A successor to Lookout has found: Lookeen.  Like Lookout, it is a COM add-in just for indexing your mailbox (not a bloated app that also indexes your mailbox).  It is very fast, and offers a nice feature that Lookout never did: it display results in a tabbed window, so you can view results by their item type (messages, appointments, contacts, files, etc.).  Lookeen is in beta right now, but you can download it and give it a try.  I haven’t tried any complex searches, but my early results are very positive.

Limitation using automatic formatting in all versions of Outlook

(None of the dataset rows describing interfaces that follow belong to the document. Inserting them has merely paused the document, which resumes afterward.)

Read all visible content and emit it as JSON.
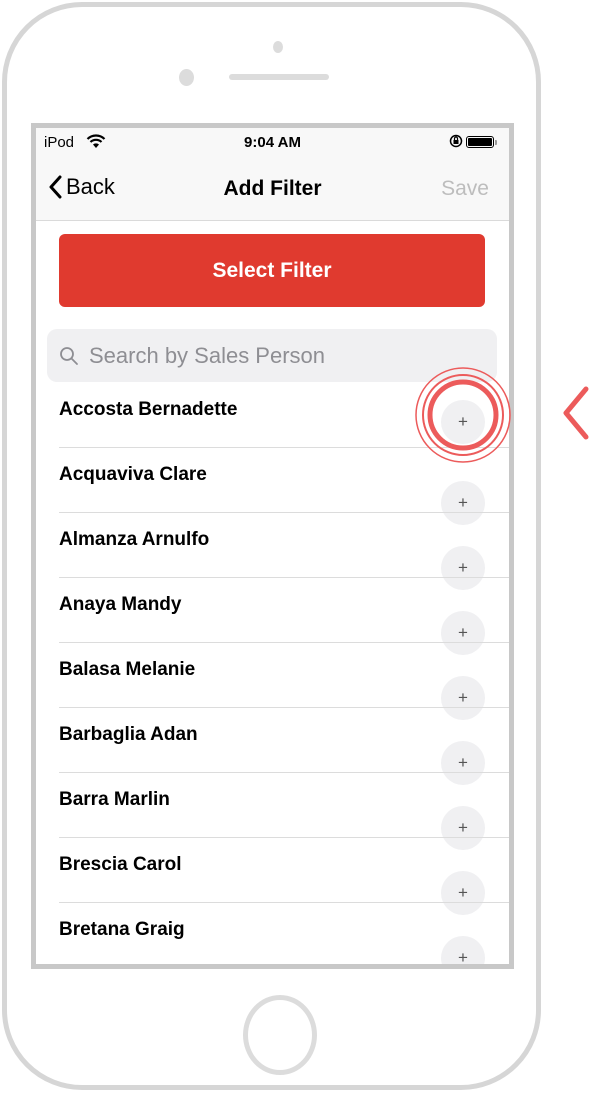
{
  "status_bar": {
    "carrier": "iPod",
    "time": "9:04 AM",
    "icons": [
      "wifi-icon",
      "rotation-lock-icon",
      "battery-icon"
    ]
  },
  "nav_bar": {
    "back_label": "Back",
    "title": "Add Filter",
    "save_label": "Save"
  },
  "select_filter": {
    "label": "Select Filter",
    "color": "#e03a2f"
  },
  "search": {
    "placeholder": "Search by Sales Person",
    "value": ""
  },
  "sales_people": [
    {
      "name": "Accosta Bernadette",
      "action": "+"
    },
    {
      "name": "Acquaviva Clare",
      "action": "+"
    },
    {
      "name": "Almanza Arnulfo",
      "action": "+"
    },
    {
      "name": "Anaya Mandy",
      "action": "+"
    },
    {
      "name": "Balasa Melanie",
      "action": "+"
    },
    {
      "name": "Barbaglia Adan",
      "action": "+"
    },
    {
      "name": "Barra Marlin",
      "action": "+"
    },
    {
      "name": "Brescia Carol",
      "action": "+"
    },
    {
      "name": "Bretana Graig",
      "action": "+"
    }
  ],
  "highlight": {
    "target": "Accosta Bernadette add button",
    "color": "#ec5b5b"
  }
}
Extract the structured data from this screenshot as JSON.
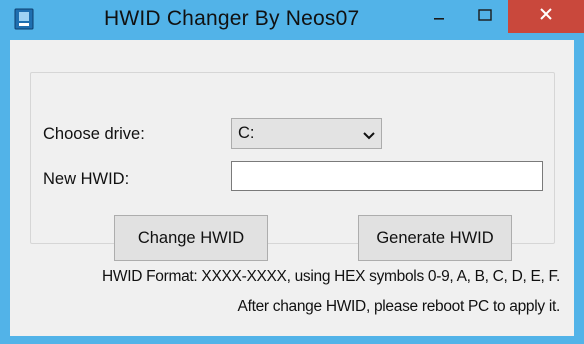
{
  "window": {
    "title": "HWID Changer By Neos07",
    "icon": "app-icon",
    "controls": [
      "minimize-icon",
      "maximize-icon",
      "close-icon"
    ],
    "colors": {
      "titlebar": "#52b3e8",
      "client": "#f0f0f0",
      "close": "#c9483c"
    }
  },
  "form": {
    "drive_label": "Choose drive:",
    "drive_value": "C:",
    "hwid_label": "New HWID:",
    "hwid_value": "",
    "change_button": "Change HWID",
    "generate_button": "Generate HWID"
  },
  "notes": {
    "format": "HWID Format: XXXX-XXXX, using HEX symbols 0-9, A, B, C, D, E, F.",
    "reboot": "After change HWID, please reboot PC to apply it."
  }
}
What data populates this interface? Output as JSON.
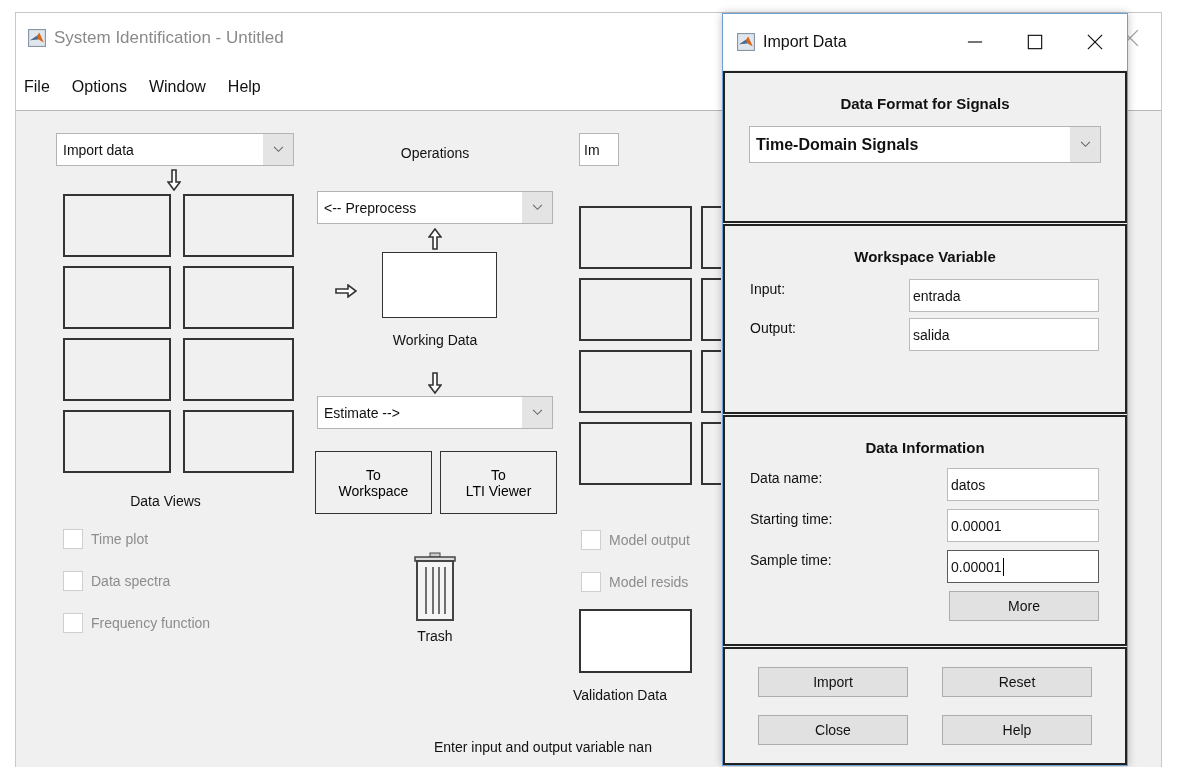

There is a limitation in the use of automatic formatting to control how a message is displayed in a folder’s message list.  I had been trying to use automatic formatting to change the color of messages in a particular folder if they contain a certain word in the body.  I have a rule that moves some daily reports I receive into the folder, and rather than open each report if nothing has changed in the results of the report since it last ran, I wanted to have messages that contain a word that is in them when they have been updated to display differently.  This way I can simply delete the reports with unchanged data, but still open them if I want to (which is why I am not using a rule to delete them upon arrival).

However, the automatic formatting was not being applied to messages that contained the keyword.  I tried several different ways within the conditions editor of applying the formatting, all with the same results.  I decided to open a case with Microsoft since we have loads of Premier incidents available to use.  I had to work through several engineers until I finally got to the Outlook development team who had to look at the source code to determine why it wasn’t working.

That is when they discovered the culprit: a limitation that is by design.  When using automatic formatting, only the first 256 characters of the message body will be searched.  This is for performance reasons.  I couldn’t understand why this would be the case since rules will search all of a message body.  Then I realized why and it does make sense:  Automatic formatting is part of the view for a folder.  Views are calculated and applied each time you switch to that folder, so displaying the font face/color/size and bold/italics of each message in the folder list is dynamically applied each time you switch to the folder.  The default automatic formatting rules for a folder include unread, overdue, and expired messages, plus group headers, etc.  There is definitely a performance risk if Outlook had to search the entire message body of every message in a folder to determine how it should be displayed.  To mitigate this, message body searches are limited to 256 characters when part of automatic formatting.

Rules aren’t subject to this limitation because they are one-time processes.  Rules are applied only when a message arrives or is sent (or when you manually run one).  So the workaround for my issue is to use a rule to search the body for a keyword, assign a category to it if there is a match, and then move it to the folder.  I then use automatic formatting to change how a message is displayed if the category is the one I assigned.  I have to create a rule for each keyword I am looking for (since I am also looking for reports that have errors), which isn’t as efficient as defining multiple automatic formatting rules, but it is an acceptable workaround since the results are the same.